Instead, equity REITs are real estate companies that buy income-producing commercial real estate properties. They then lease those properties to tenants and the income is paid out to investors in the form of dividends. The dividend payout ratio for REITs must be at least 90%.
What is Real Estate Crowdfunding?
Think of real estate crowdfunding as the “GoFundMe” of real estate purchasing. No, I’m not talking about a GoFundMe that is started to send a woman around the world for her “spiritual healing.” In this case, we’re talking about funding that will actually benefit all parties involved (or should, at least).
But real estate crowdfunding is much the same as funding these causes because you are funding a specific real estate project. So, rather than investing in a company that does what it chooses with your money, you will know the details of the project before you invest.
Perhaps that is one of the reasons crowdfunded real estate has gained popularity in recent years. Another reason is that in 2012, the Jumpstart Our Business Startups Act permitted real estate projects to start marketing directly to potential investors. This can now be done in the same places you see anyone advertising anything these days – Twitter, Facebook, and the like.
All this has also given rise to an increase in accessibility to crowdfunded real estate. At one time, there were significant barriers to entry – such as needing large sums of money to invest. Now, with services such as Fundrise, almost anyone can invest in real estate crowdfunding.
REITs vs Crowdfunding: Which is Better?
When comparing these two forms of investment, one is not necessarily better; they are just different. Both come with their own pros & cons.
For example, as mentioned above, REITs must pay out at least 90% of the income as dividends.
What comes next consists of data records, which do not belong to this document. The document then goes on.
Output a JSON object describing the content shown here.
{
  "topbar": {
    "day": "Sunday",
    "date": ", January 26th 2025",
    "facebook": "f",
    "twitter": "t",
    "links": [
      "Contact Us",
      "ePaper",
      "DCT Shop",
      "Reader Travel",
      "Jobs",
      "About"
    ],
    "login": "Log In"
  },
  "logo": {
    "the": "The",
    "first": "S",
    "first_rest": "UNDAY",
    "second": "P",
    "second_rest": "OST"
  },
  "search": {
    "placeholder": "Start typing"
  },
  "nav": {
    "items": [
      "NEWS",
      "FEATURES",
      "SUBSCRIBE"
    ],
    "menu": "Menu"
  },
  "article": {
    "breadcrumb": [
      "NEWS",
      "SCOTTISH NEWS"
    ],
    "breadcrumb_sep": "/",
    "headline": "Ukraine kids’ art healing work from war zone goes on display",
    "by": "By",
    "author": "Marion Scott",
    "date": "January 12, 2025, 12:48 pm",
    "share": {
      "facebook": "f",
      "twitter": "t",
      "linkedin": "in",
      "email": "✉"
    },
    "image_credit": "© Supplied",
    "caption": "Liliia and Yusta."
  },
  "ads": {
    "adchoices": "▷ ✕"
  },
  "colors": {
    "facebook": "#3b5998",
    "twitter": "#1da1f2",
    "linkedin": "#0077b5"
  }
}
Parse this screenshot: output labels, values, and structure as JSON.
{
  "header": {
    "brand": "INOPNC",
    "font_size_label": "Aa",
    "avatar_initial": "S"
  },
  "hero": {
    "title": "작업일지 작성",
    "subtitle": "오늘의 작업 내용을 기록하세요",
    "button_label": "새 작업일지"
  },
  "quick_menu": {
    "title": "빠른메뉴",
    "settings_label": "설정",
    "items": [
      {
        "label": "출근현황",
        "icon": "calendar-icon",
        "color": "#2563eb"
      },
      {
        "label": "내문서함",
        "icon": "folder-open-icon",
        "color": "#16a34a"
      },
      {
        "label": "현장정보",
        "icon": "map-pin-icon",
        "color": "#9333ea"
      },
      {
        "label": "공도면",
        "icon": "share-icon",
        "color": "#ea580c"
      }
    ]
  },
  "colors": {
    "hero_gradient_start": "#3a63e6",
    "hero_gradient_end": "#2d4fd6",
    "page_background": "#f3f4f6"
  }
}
This could also be seen as a con, though, since REIT income is usually reinvested back into the business. And because you are investing in a company rather than a single property, you may be diversifying your real estate income since the REIT may have income from many different properties.
However, REITs aren’t perfect. For example, some data suggests that public REITs are actually correlated with stock market performance. Thus, these REITs may not be as well-suited to, say, hedging against a volatile market. On the plus side, REITs can be easily traded; they are much more liquid than investments in crowdfunding.
Those who are experts in a particular type of property may value crowdfunding since they can choose which type of properties their money goes toward. As a result, returns on crowdfunded real estate can be higher, and often are for the savvy investor. In addition, they may be less tied to market performance due to being part of one particular real estate project.
Plus, those who crowdfund a real estate property might feel more “connected” or emotionally invested in the project. They might feel more involved, too. This may or may not be important to you, but for some, it could be a big deal.
In either case, the biggest benefit is that you don’t have to have huge sums of money to invest in real estate. Plus, you’re able to invest in income-producting assets without having to do all the work of managing the property yourself.
At the same time, you are able to take advantage of commercial real estate, which tends to have less turnover than residential real estate.
And, in either case, your losses will be much less if a project turns out to be unsuccessful. If a REIT buys a multi-million dollar office building and the company occupying it goes under, you won’t be feeling the pain nearly as much as a REIT investor as you would if you were the sole owner of the building. Same goes for a crowdfunded office building.
So, indeed, one type of investment is not necessarily better than the other. It mostly depends on what type of investor you are and what you hope to get out of your investment.